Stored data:
● ● ● ● ● ● ●

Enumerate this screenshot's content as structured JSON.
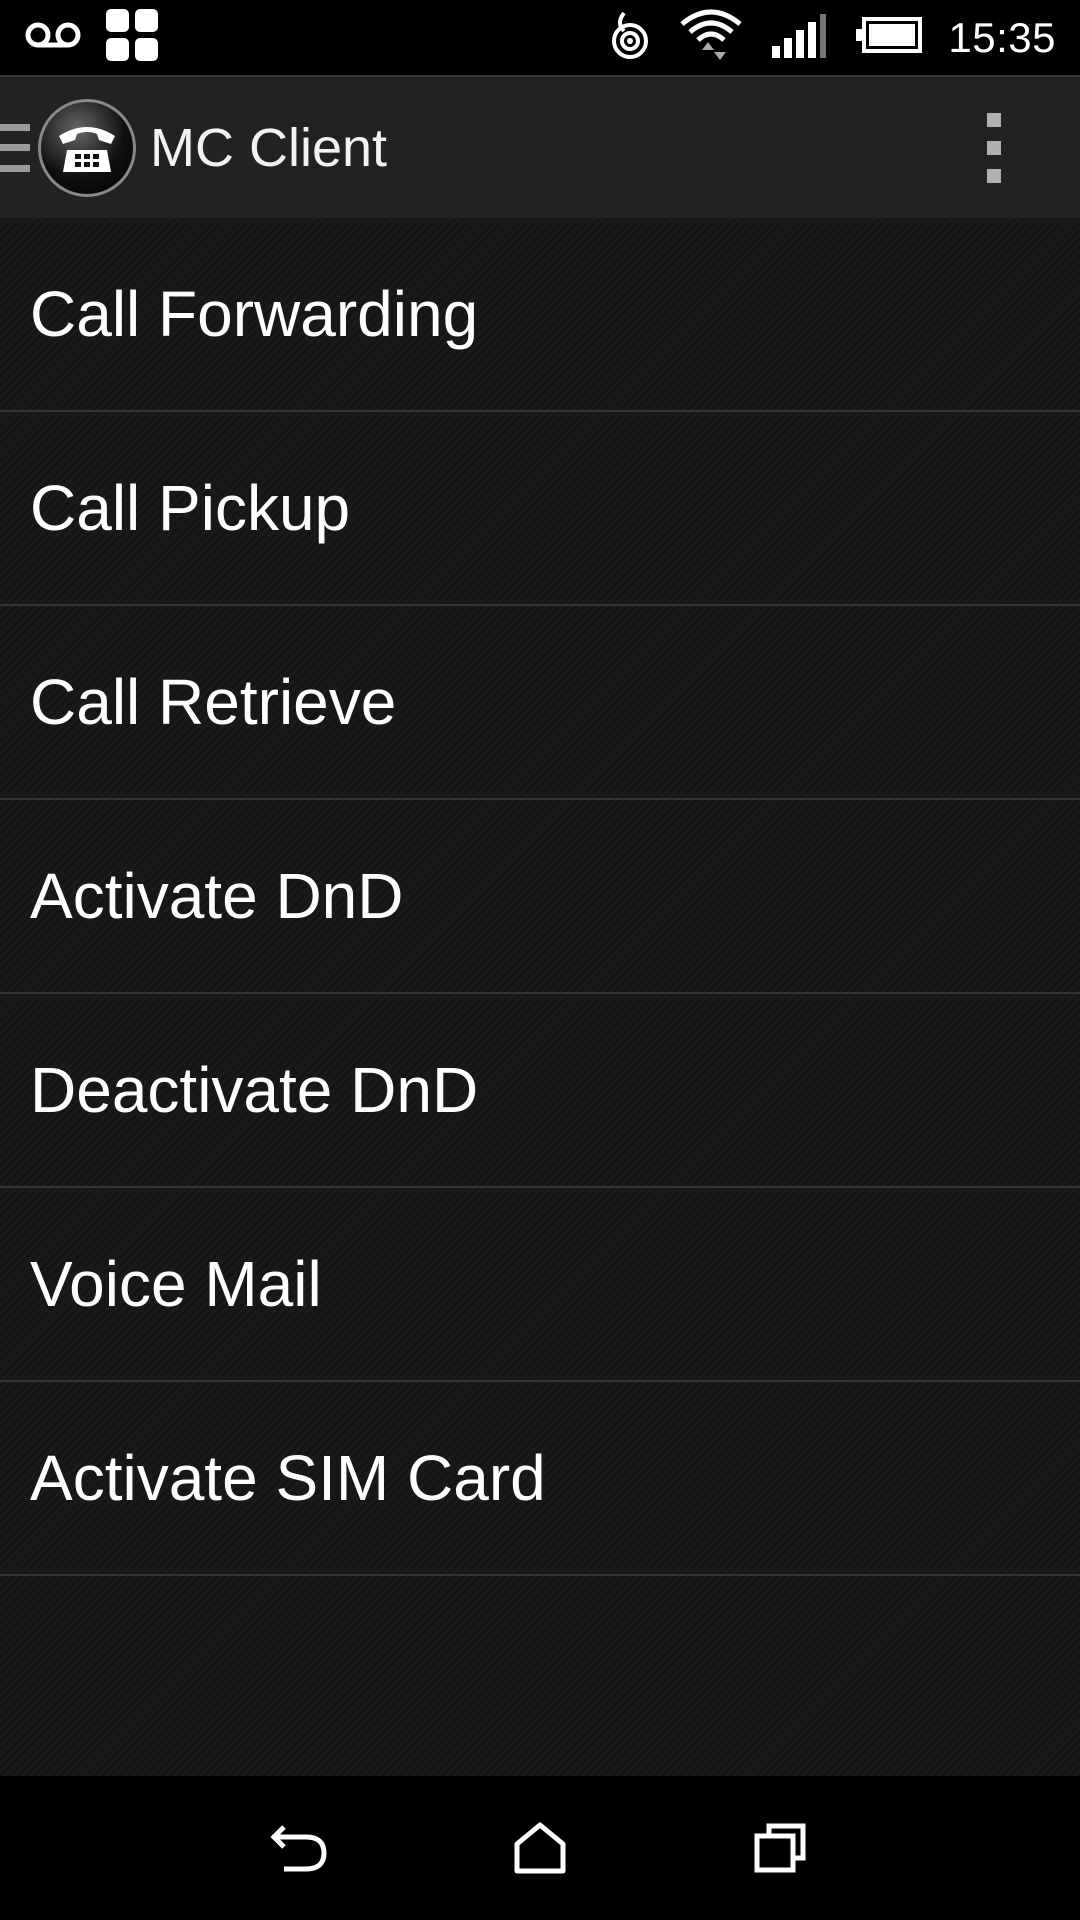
{
  "status_bar": {
    "time": "15:35",
    "icons": [
      "voicemail-icon",
      "apps-grid-icon",
      "sync-icon",
      "wifi-icon",
      "signal-icon",
      "battery-icon"
    ]
  },
  "app_bar": {
    "title": "MC Client",
    "icons": [
      "drawer-icon",
      "app-logo-phone-icon",
      "overflow-menu-icon"
    ]
  },
  "menu": {
    "items": [
      {
        "label": "Call Forwarding"
      },
      {
        "label": "Call Pickup"
      },
      {
        "label": "Call Retrieve"
      },
      {
        "label": "Activate DnD"
      },
      {
        "label": "Deactivate DnD"
      },
      {
        "label": "Voice Mail"
      },
      {
        "label": "Activate SIM Card"
      }
    ]
  },
  "nav_bar": {
    "icons": [
      "back-icon",
      "home-icon",
      "recents-icon"
    ]
  }
}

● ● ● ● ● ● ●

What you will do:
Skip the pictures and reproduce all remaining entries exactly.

Written answer:
Enumerate this screenshot's content as structured JSON.
{
  "status_bar": {
    "time": "15:35",
    "icons": [
      "voicemail-icon",
      "apps-grid-icon",
      "sync-icon",
      "wifi-icon",
      "signal-icon",
      "battery-icon"
    ]
  },
  "app_bar": {
    "title": "MC Client",
    "icons": [
      "drawer-icon",
      "app-logo-phone-icon",
      "overflow-menu-icon"
    ]
  },
  "menu": {
    "items": [
      {
        "label": "Call Forwarding"
      },
      {
        "label": "Call Pickup"
      },
      {
        "label": "Call Retrieve"
      },
      {
        "label": "Activate DnD"
      },
      {
        "label": "Deactivate DnD"
      },
      {
        "label": "Voice Mail"
      },
      {
        "label": "Activate SIM Card"
      }
    ]
  },
  "nav_bar": {
    "icons": [
      "back-icon",
      "home-icon",
      "recents-icon"
    ]
  }
}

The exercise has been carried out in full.